But these are in fact people, real people in the real world, whose lives are on the line.
Sometimes I fall victim to that too.
A couple of weeks ago, a woman came in. Her son had been shot and killed in Woodland a few years ago by the police. She was hurting and not getting answers. We get caught up in the fight for social justice and sometimes it’s easy to forget there is a human being on the other side of that fight – someone you might not see.
For her, she just wanted to see the video of the shooting to put to rest a whole host of questions she had. She kind of felt like this was suicide by cop, and wanted to see it for herself. The police and the DAs were refusing to allow her to see the video. They gave her legal responses under the Public Records Act, I read the letters.
So I thought, you know, let me just call the Woodland Police Chief, he’s always been a decent and reasonable guy. What was interesting was he had already kind of reached the decision to let her watch the video. He told me that his first instinct was “who would want to watch the video of their son getting killed,” but he realized he didn’t walk in the shoes of others – and if that’s what she really wanted, they were going to make it possible.
I got to call her and deliver that news, and she was just so grateful. It was an unbelievable moment.
This weekend we had an event on local Wrongful Convictions. I really believe that we have put people into prison who do not belong there. When we got to Oscar Cervantes, his sister delivered a presentation and ended up breaking down at the end.
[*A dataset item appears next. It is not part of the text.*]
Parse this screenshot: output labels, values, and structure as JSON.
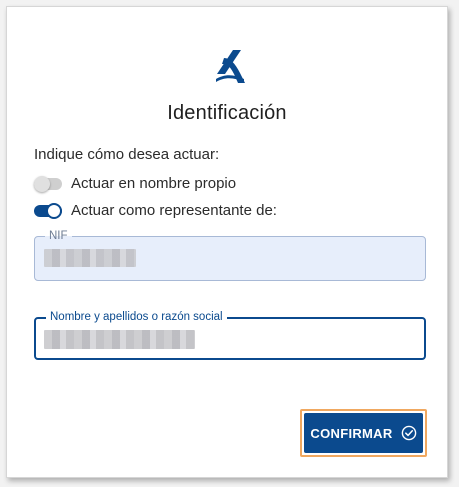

Then his son broke down crying, a 13-year-old, who plays football and he never gets to see his father.
I know, for years in the Ajay Dev case as well, the kids are separated from their father due to the nature of the crime. As a father myself, I have young kids and Ajay is missing the best part of the experience. The human impacts here are so unimaginable.
These are the human terms in this struggle that humble you and get lost in the overall picture.
I’m very proud of the work we’ve done at the Vanguard, but I wish we could do more.
—David M. Greenwald reporting